The game lets you play as a number of preset agents, which are different across the two modes. The multiplayer has you select from a number of generic, silent, thick dudes. The single-player gives the agents names and each has an experience bonus to two aspects of the game’s progression. The campaign is where Terry Crews appears, but other than an intro cutscene, you don’t hear from him very much. You can (and I did) play as Terry Crews’ character, Jaxson, but the player character doesn’t quip very often, and on every platform and machine I tried it on, the player quips were mixed incredibly low, making them very easy to miss among the enemy radio chatter, your handlers, and, well, just about every other sound in the game.
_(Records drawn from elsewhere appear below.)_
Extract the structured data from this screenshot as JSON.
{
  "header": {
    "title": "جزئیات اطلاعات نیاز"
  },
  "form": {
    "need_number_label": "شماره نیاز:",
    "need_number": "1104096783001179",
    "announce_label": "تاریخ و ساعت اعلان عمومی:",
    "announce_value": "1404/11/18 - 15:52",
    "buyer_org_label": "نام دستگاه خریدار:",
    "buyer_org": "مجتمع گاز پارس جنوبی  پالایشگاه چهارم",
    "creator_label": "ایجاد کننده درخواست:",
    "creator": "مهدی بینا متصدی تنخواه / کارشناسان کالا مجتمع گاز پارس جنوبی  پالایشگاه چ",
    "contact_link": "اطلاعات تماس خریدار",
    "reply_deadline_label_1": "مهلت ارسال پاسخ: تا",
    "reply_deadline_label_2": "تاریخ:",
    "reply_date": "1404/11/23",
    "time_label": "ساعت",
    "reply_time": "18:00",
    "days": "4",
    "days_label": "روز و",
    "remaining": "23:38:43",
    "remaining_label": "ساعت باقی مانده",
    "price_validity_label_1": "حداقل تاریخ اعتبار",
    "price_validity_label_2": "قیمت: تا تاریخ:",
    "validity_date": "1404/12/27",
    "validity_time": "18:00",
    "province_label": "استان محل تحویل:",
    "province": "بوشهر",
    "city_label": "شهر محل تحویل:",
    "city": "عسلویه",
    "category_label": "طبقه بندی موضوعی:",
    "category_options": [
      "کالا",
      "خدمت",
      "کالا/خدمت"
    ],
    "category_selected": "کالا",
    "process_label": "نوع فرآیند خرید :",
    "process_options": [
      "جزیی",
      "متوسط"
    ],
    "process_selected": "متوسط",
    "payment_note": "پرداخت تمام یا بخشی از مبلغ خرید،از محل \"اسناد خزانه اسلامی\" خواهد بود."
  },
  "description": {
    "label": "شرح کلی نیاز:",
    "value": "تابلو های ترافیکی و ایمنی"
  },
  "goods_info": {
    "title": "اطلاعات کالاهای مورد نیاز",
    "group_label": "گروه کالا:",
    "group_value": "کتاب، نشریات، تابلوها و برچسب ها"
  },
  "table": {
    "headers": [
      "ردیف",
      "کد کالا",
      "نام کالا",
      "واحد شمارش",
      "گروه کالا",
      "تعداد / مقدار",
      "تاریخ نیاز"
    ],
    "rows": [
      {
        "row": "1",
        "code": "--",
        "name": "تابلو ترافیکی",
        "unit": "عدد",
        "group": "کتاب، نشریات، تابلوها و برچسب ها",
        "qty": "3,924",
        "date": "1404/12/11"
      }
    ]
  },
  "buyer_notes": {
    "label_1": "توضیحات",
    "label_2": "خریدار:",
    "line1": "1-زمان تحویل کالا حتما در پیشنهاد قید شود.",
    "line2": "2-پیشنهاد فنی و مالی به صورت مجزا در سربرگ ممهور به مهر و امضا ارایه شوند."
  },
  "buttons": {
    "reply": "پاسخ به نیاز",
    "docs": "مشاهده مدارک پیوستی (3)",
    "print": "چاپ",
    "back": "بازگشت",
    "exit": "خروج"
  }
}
Going and getting a guy like Terry Crews for your game and then making it so you barely hear from him past the first cutscene seems like sort of a waste.
On the performance side, the game’s frame rate is mostly stable on an Xbox One X, though I certainly noticed some spots in the multiplayer mode where things would get a little choppy. Nothing major. Load times on console seem acceptable, though as you’d probably expect, a good SSD makes the PC version have a lot less downtime overall.
I don’t think I’d call Crackdown 3 an awful game, but I would call it dated. I don’t know enough about this specific game’s development to know what happened here, but I do know that this specific game feels like something that would have been better received had it been released several years ago. At the same time, Crackdown 3 fits reasonably well on Microsoft’s Xbox Game Pass service. Paying $60 for this thing would be downright foolish. It’s short and bland on the campaign end and the two multiplayer modes aren’t worth your time. But if you’re already a subscriber to Microsoft’s service and can play this for no additional charge, it’s a passable little bit of junk food that might hold your attention for an afternoon or two.